Wall Street tumbled for a second straight day on Tuesday as a collapse in U.S. oil prices and glum forecasts by companies worsened fears of a deep economic downturn.
All 11 S&P 500 sector indexes fell 1.6% or more, with energy .SPNY sliding for the seventh time in eight sessions a day after the WTI contract CLc1 crashed below zero as oil traders ran out of storage for May deliveries.With the collapse spilling into June futures contracts, equity investors became wary of the extent of the economic damage from sweeping lock-down measures that have halted business activity and sparked millions of layoffs.
Most Asian stocks retreated on low volumes after a risk-off session on Wall Street, with investors monitoring continued volatility in energy markets and further signs that companies are finding it hard to provide outlooks. Oil in London tumbled to the lowest in more than 18 years.
Shares fell from Sydney to Hong Kong though declines were shallower than those in the U.S. on Tuesday. Equities in Shanghai slipped, while European stock futures advanced. S&P 500 contracts were little changed after the gauge closed down more than 3%, with investors shrugging off a deal reached by the White House and congressional leaders on fresh spending to combat the impact of the coronavirus pandemic. Brent crude oil prices tumbled as the global benchmark was sucked into the rout that sent U.S. futures below zero for the first time ever this week. The yield on benchmark 10-year Treasuries was steady after dropping below 0.6%.
Frontier markets had a good day in turn as global Investors looked out to them for hedging against their markets. Turnover of the Nairobi Securities exchange hit past the 1 Billion mark for the first time this month. Foreign investors maintained a net sellers position in most of the stocks but were also heavy net buyers on Safaricom Plc.

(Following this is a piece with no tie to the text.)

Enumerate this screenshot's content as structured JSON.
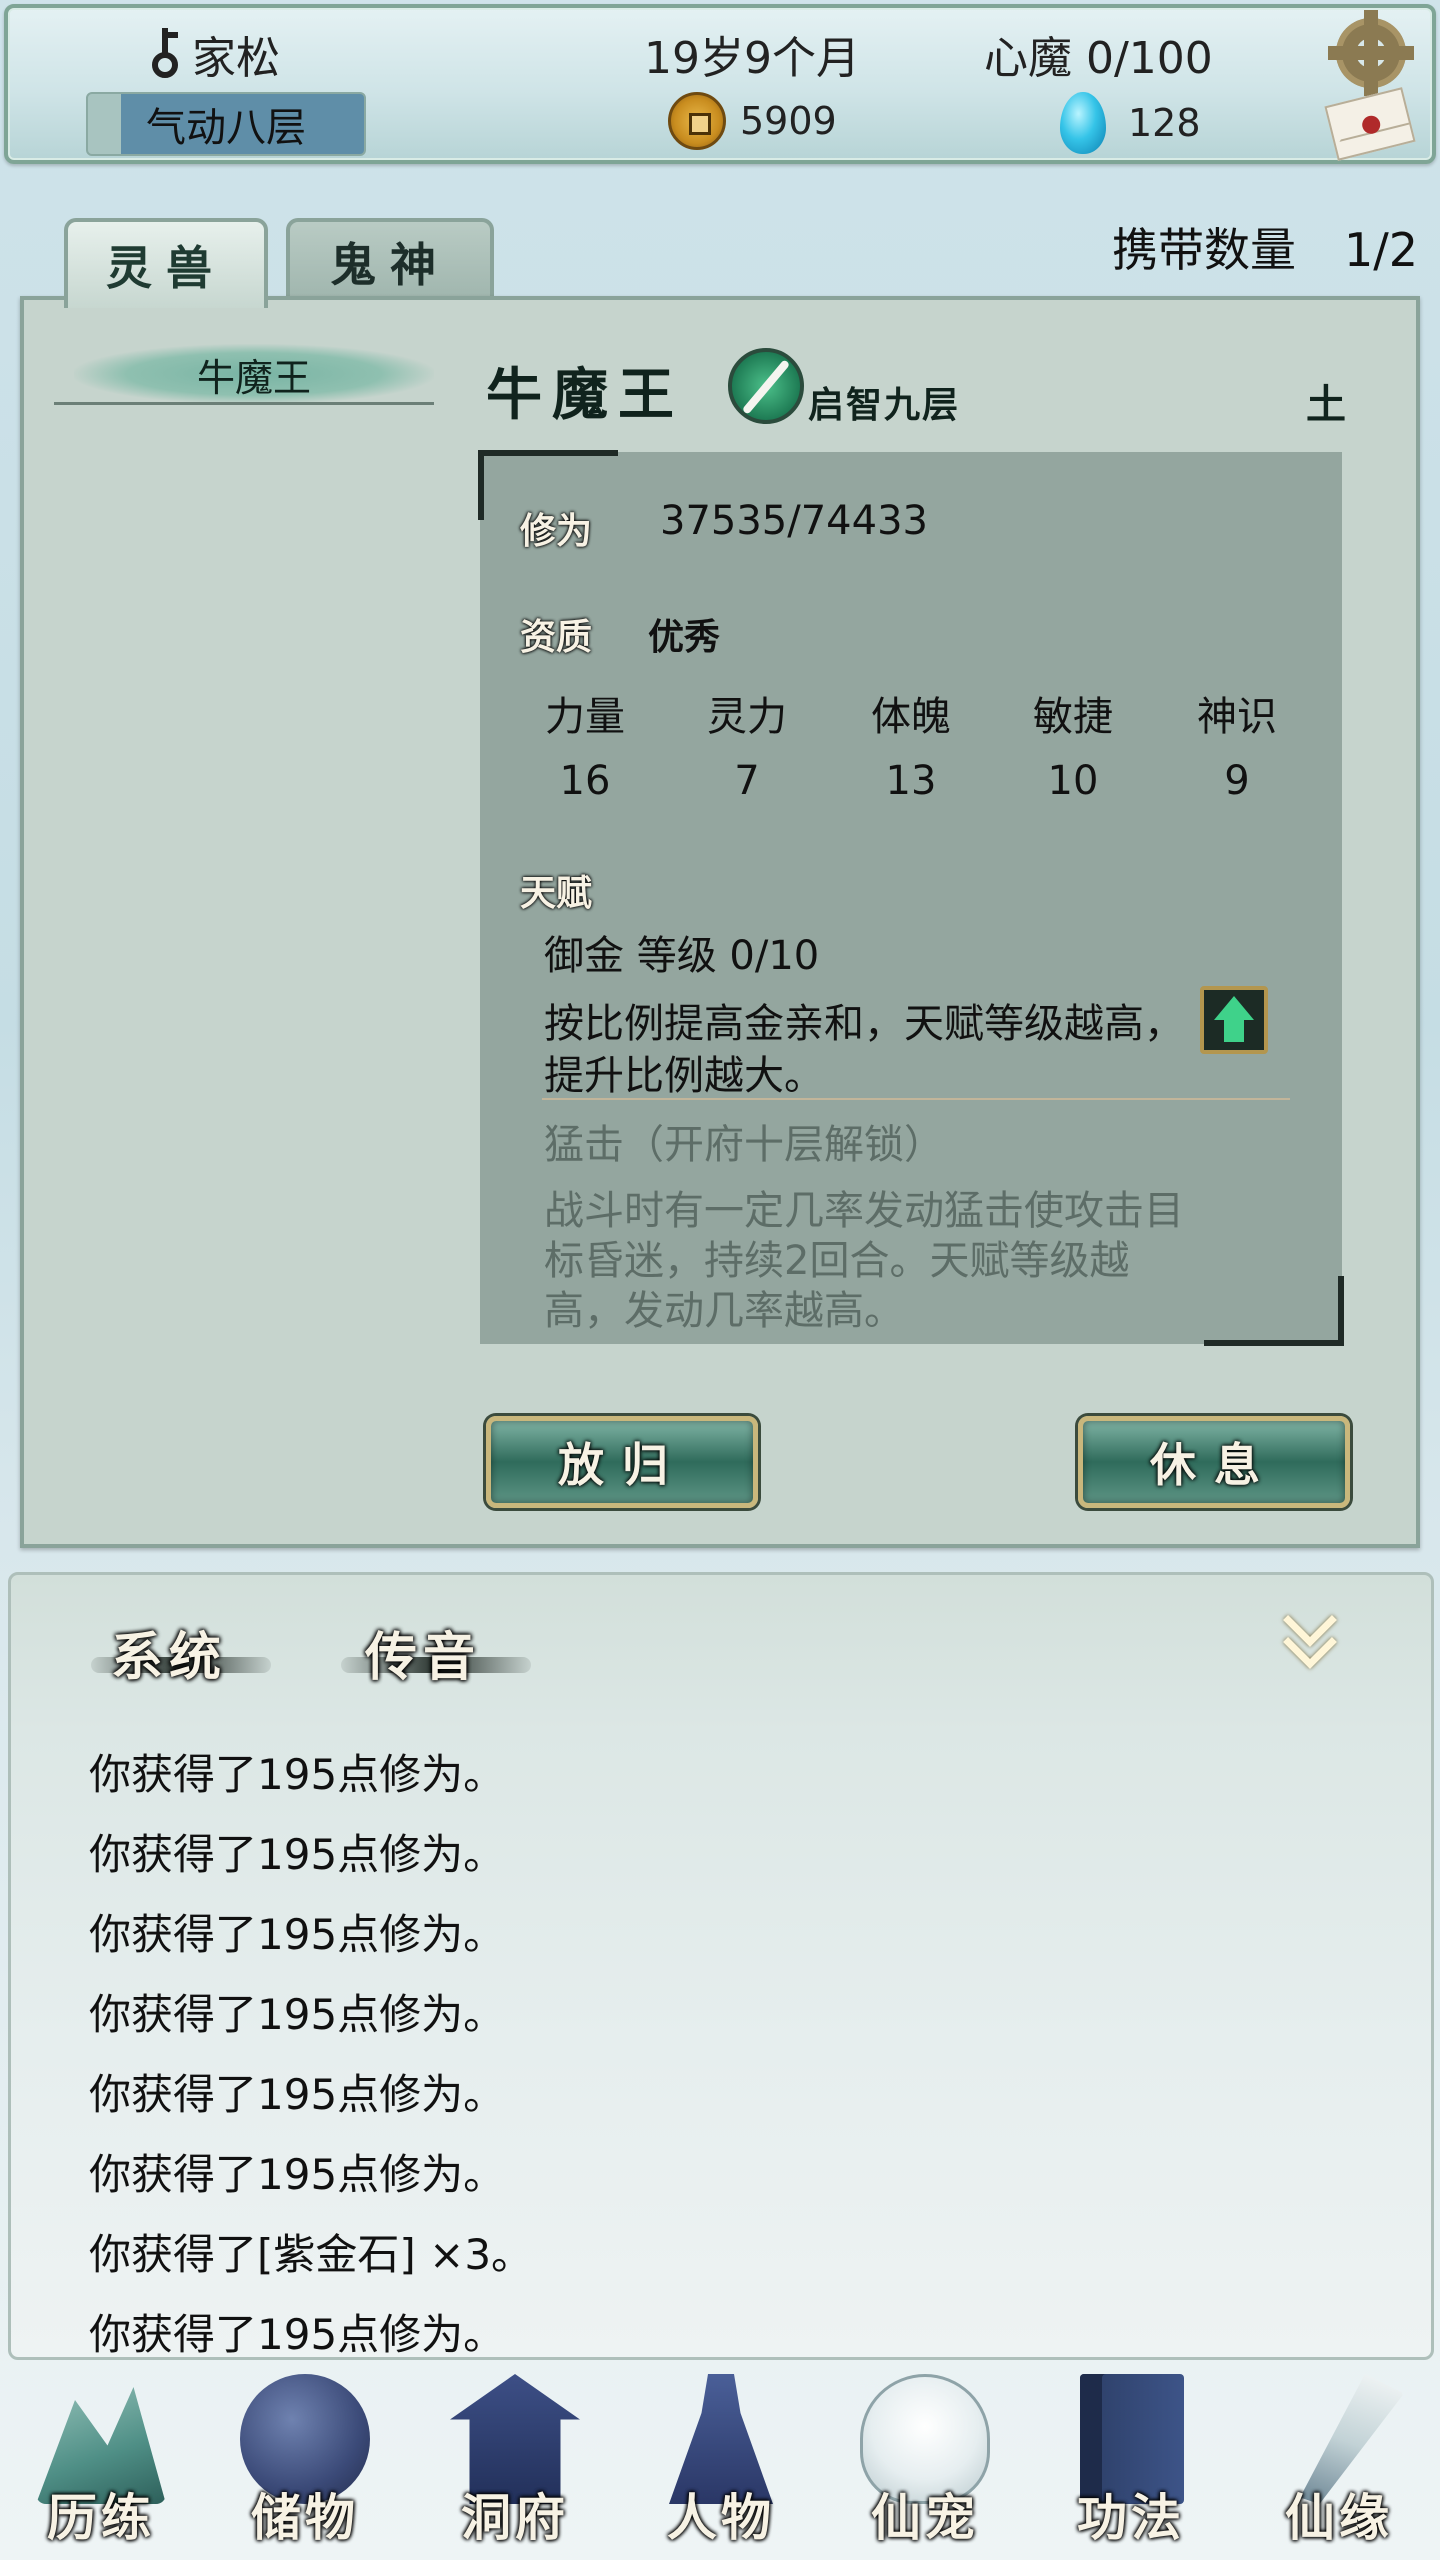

The same was for the Indian Markets today as Facebook Inc announced it was buying a 9.9% stake in Indian communications firm Reliance Jigo.